___ Extracted data ___
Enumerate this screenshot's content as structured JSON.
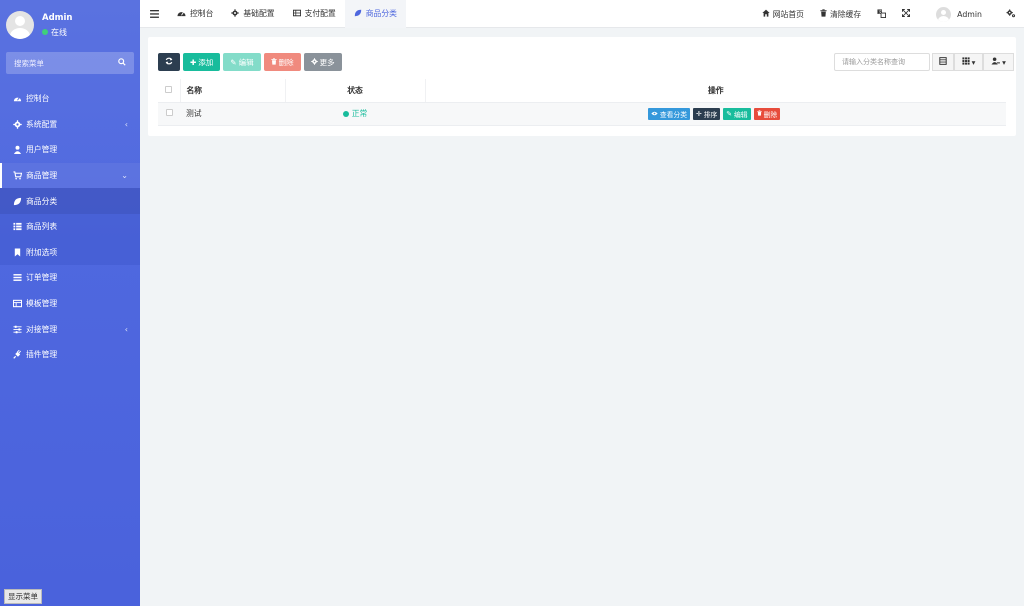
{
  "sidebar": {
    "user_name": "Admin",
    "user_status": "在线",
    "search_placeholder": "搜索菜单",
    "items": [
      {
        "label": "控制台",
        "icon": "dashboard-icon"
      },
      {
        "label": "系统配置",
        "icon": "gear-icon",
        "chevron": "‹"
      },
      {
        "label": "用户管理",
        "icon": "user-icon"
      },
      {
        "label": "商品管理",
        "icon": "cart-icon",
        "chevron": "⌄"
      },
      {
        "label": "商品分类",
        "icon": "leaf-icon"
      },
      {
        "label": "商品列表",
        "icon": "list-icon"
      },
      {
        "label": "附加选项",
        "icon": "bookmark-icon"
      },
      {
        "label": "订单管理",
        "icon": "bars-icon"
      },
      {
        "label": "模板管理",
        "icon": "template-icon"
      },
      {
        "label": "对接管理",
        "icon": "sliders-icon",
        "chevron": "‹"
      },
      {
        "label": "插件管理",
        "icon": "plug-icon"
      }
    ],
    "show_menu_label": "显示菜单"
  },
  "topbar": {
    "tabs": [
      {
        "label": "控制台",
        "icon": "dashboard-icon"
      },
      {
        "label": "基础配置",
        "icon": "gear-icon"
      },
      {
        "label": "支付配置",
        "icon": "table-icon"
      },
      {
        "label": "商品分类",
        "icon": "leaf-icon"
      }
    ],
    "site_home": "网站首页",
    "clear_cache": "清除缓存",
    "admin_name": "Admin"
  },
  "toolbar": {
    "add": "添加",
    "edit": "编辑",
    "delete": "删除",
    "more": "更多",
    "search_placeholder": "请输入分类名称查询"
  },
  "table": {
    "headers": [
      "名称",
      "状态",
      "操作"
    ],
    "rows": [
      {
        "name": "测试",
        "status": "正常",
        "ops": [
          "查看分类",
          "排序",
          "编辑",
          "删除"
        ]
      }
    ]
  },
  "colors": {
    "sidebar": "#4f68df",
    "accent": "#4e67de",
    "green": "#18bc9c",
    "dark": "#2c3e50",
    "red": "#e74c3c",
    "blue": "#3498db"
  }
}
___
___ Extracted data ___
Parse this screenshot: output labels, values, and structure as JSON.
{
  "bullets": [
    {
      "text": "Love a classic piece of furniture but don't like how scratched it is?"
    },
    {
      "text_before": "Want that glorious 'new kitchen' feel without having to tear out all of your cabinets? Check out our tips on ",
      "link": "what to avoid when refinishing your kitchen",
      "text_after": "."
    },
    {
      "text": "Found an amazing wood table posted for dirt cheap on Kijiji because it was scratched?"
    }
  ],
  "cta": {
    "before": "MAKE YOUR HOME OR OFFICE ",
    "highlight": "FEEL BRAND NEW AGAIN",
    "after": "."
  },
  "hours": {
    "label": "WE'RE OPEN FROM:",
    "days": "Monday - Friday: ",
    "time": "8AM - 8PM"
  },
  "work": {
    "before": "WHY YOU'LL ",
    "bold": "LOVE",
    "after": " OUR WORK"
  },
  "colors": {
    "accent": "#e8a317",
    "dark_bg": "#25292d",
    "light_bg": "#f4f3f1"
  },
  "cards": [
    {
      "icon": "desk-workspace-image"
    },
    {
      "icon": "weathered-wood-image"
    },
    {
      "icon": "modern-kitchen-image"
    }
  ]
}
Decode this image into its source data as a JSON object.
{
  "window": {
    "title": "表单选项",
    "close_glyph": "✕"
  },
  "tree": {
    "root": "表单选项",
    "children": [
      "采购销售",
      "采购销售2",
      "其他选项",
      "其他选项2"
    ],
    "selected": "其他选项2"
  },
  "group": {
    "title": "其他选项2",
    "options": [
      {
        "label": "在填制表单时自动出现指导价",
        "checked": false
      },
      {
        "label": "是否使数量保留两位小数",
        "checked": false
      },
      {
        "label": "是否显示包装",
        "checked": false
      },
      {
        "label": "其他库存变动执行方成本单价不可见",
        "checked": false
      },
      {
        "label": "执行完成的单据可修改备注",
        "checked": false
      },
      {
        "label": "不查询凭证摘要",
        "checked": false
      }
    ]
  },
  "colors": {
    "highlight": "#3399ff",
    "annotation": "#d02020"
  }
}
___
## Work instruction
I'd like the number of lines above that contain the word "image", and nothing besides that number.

## Solution to this exercise
4